A safe bet: USL to Vegas
Brett Lashbrook helped Orlando City make its jump from USL to MLS, overseeing some of the bigger projects during his time in Central Florida, including the club’s “Fill the Bowl” campaign at the start of the season.
He saw firsthand the formula for success at the lower divisions of professional soccer, and it prompted him to dive in headfirst along with his family. Lashbrook will be the owner and president of a USL team in Las Vegas, pending a city council vote for a lease at Cashman Field.
This is no different from a small- or medium-sized business. It’s all about location, location, location.
Lashbrook is optimistic about the chances for success at Cashman, which has a rectangular shape that will allow a 120-by-80-yard field with supporters right up against the action.
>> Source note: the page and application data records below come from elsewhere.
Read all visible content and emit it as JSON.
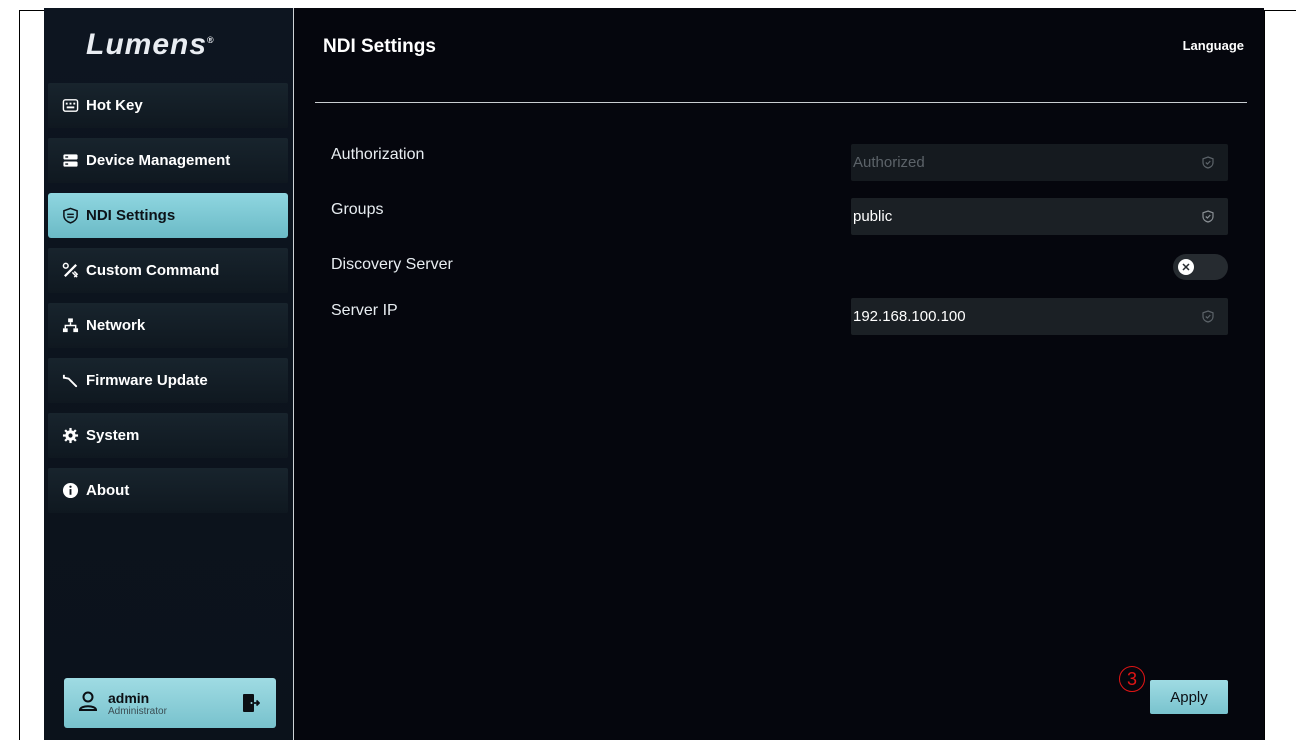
{
  "brand": {
    "logo": "Lumens",
    "trademark": "®"
  },
  "sidebar": {
    "items": [
      {
        "label": "Hot Key",
        "icon": "keyboard-icon"
      },
      {
        "label": "Device Management",
        "icon": "server-icon"
      },
      {
        "label": "NDI Settings",
        "icon": "shield-icon",
        "active": true
      },
      {
        "label": "Custom Command",
        "icon": "tools-icon"
      },
      {
        "label": "Network",
        "icon": "network-icon"
      },
      {
        "label": "Firmware Update",
        "icon": "wrench-icon"
      },
      {
        "label": "System",
        "icon": "gear-icon"
      },
      {
        "label": "About",
        "icon": "info-icon"
      }
    ]
  },
  "user": {
    "name": "admin",
    "role": "Administrator"
  },
  "header": {
    "title": "NDI Settings",
    "language": "Language"
  },
  "form": {
    "authorization": {
      "label": "Authorization",
      "value": "Authorized"
    },
    "groups": {
      "label": "Groups",
      "value": "public"
    },
    "discovery": {
      "label": "Discovery Server",
      "enabled": false,
      "knob_symbol": "✕"
    },
    "server_ip": {
      "label": "Server IP",
      "value": "192.168.100.100"
    }
  },
  "apply": {
    "label": "Apply"
  },
  "annotation": {
    "marker": "3"
  },
  "colors": {
    "accent": "#8fd6e0",
    "background": "#05060d",
    "annotation": "#e01515"
  }
}
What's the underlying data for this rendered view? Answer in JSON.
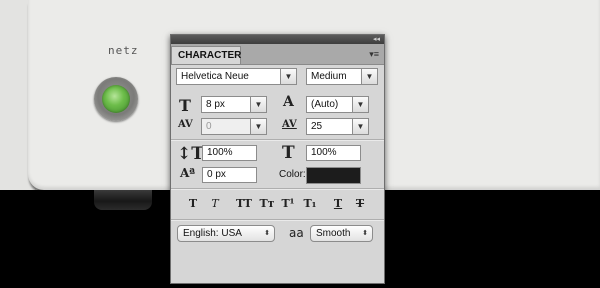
{
  "device": {
    "label": "netz"
  },
  "panel": {
    "collapse_icon": "◂◂",
    "tab_title": "CHARACTER",
    "menu_icon": "▾≡",
    "font_family": "Helvetica Neue",
    "font_style": "Medium",
    "font_size": "8 px",
    "leading": "(Auto)",
    "kerning": "0",
    "tracking": "25",
    "vertical_scale": "100%",
    "horizontal_scale": "100%",
    "baseline_shift": "0 px",
    "color_label": "Color:",
    "color_value": "#1c1c1c",
    "language": "English: USA",
    "antialias_icon": "aa",
    "antialias": "Smooth",
    "style_buttons": [
      {
        "glyph": "T",
        "name": "faux-bold"
      },
      {
        "glyph": "T",
        "name": "faux-italic"
      },
      {
        "glyph": "TT",
        "name": "all-caps"
      },
      {
        "glyph": "Tт",
        "name": "small-caps"
      },
      {
        "glyph": "T¹",
        "name": "superscript"
      },
      {
        "glyph": "T₁",
        "name": "subscript"
      },
      {
        "glyph": "T",
        "name": "underline"
      },
      {
        "glyph": "T",
        "name": "strikethrough"
      }
    ]
  }
}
In addition, the minor league baseball team in Vegas has indicated an intention to move to the suburbs after the 2018 season, which would turn Cashman into a full-time soccer stadium.
“It’s in downtown Vegas, walking distance to bars, restaurants, casinos, nightlife, music venues and the Fremont Street Experience,” Lashbrook said. “I think it’s an absolutely fantastic USL venue in the heart of large metro area, the second-largest metro area in [the] U.S. and Canada without a pro soccer team.
“When you look at the demographics of the sport in this country compared to the demographics of the Las Vegas metro area, and the revitalization of downtown Vegas, I think we’ve found a hidden gem that is going to be at the center of a lot of really cool soccer experiences in the U.S. soccer landscape in the years to come.”
The Vegas team would likely start play in the 2018 season, and it has launched a website that shows a rendering for the soccer stadium at Cashman Field.
Lashbrook’s passion about the potential success for soccer at the lower divisions is clear.
“The growth of game is a pyramid, and as the game grows, the pyramid continues to stretch and it becomes this huge vacuum to fill,” Lashbrook said. “Single-A soccer, AA soccer, AAA soccer. There are plenty of markets where this can work.
“This is no different from a small- or medium-sized business. It’s all about location, location, location. The power of a stadium in the right location and creating that authentic soccer environment, the right-size stadium, the right-size atmosphere in the right part of town, and there’s no reason it can’t be replicated at the Division 2, Division 3 and even Division 4 level in the future.”
Reads of the Week
I loved and hated this doomsday article about the impact of global warming, which goes beyond even just the rising oceans.